weigh homicide charges in suffocation
have been filed after a 7-year-old died from
lack of air after she was placed in a restraint.
June 10, 2006
RICE LAKE, Wis.
- The counseling center involved in
the suffocation death of a 7-year-old patient
has been told that it cannot use control holds
on patients unless the situation is "so
dangerous that police must be called," a
spokeswoman for state regulators said Friday.
The Department of
Health and Family Services gave the order to
Northwest Counseling and Guidance Clinic in Rice
Lake as the agency continued its investigation
into an incident last month that led to the
girl's death, spokeswoman Stephanie Marquis
issued June 2, essentially bans the use of
control holds in all but extreme emergencies at
the counseling center, Marquis said.
prosecutors were weighing whether to consider
the death of Angellika Arndt a criminal
Arndt died from
complications of chest compression, which caused
lack of air from a restraint hold she was placed
in by staff members, Barron County District
Attorney Angela Holmstrom said.
the manner of death -- that it was caused by
another person -- makes the case a homicide. But
she said it's not clear whether the facts meet
the criminal definition of homicide.
No charges were
filed Friday, a spokeswoman in Holmstrom's
The girl, a
resident of Rusk County, died May 26 at
Children's Hospital & Clinics of Minnesota in
Minneapolis, a day after police were called to
the Northwest Counseling and Guidance Clinic on
a report that she was unresponsive.
Arndt was a
patient at the clinic and had been restrained by
staff members for behavioral issues, police
executive director of the National Association
for the Mentally Ill-Wisconsin, said she was
stunned at the medical examiner's ruling in
"No matter what a
child's behavior is, I can't imagine holding
them down to the point of suffocating them,"
Wrenn said. "It's a horrible tragedy. It's
unbelievable. Someone needs to be held
Wrenn said that
her organization's policy is to use the least
restrictive force as possible.
president of the clinic's board of directors,
has said a review of the incident determined the
staff, which is trained and licensed, followed
proper procedures for the control hold, which he
said is only used if a child is in danger of
causing harm to him or herself or another
Tucker said the
girl was held on her stomach on the floor as one
staff member gripped her ankles and another held
down her shoulders, she calmed down, was
released and then passed out.
A parent or
guardian must sign a consent form for the hold
to be used, Tucker said.
"We stand behind
our staff," Tucker said Friday. "We know them to
be competent professionals and outstanding
mental health providers."
investigators to look into other medical
complications that could have contributed to the

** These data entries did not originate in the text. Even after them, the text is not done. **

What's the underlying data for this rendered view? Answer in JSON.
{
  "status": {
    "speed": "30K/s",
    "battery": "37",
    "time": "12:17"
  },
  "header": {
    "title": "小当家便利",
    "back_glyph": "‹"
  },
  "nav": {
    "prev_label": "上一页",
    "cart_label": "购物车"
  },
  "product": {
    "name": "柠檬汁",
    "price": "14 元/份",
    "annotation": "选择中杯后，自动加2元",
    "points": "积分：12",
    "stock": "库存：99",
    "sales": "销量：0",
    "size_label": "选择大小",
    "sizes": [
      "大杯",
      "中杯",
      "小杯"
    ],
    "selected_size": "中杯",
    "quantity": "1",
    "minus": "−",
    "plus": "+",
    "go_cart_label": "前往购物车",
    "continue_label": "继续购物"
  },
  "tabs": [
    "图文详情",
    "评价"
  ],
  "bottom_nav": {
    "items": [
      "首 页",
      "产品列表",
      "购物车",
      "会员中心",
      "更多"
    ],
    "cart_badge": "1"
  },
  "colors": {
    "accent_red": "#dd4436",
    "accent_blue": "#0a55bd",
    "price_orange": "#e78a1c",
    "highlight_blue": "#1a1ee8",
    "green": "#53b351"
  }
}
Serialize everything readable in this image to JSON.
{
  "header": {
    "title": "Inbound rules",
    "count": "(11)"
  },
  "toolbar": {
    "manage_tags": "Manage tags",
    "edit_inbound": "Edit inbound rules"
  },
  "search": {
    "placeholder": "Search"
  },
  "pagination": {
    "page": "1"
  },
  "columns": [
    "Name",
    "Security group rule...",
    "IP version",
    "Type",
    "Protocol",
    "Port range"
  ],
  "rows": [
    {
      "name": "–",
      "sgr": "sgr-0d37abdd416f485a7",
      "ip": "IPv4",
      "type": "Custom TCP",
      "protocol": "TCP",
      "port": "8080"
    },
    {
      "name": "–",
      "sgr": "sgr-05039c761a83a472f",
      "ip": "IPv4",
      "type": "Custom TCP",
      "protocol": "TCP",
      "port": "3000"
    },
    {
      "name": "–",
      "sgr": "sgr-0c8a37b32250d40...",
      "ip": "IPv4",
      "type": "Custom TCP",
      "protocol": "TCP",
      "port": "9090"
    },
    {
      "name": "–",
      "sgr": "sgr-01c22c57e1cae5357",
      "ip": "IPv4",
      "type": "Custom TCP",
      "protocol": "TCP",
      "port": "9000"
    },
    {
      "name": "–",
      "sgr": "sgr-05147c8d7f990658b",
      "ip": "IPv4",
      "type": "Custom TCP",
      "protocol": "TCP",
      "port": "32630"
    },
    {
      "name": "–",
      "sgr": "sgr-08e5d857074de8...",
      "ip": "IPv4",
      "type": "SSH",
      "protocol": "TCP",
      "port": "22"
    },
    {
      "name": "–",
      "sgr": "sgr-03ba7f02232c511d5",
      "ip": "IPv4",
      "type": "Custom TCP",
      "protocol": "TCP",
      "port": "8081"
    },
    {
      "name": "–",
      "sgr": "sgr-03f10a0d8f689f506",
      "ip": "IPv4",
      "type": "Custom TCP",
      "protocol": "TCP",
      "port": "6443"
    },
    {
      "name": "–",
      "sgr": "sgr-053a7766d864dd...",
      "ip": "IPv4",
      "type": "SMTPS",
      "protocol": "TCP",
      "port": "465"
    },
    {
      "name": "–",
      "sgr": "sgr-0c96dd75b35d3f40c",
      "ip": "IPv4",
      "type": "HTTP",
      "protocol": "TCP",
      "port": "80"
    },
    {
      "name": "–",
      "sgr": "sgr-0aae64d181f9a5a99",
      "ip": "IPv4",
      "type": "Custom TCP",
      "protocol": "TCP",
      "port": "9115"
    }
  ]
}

girl's death, including her medications. Tucker
said his clinic does not prescribe or administer
she and police investigators met with the
Hennepin County medical examiner on Thursday.
examiner ruled the girl died from complications
of chest compression asphyxia and also suffered
cardiopulmonary arrest, the medical report said.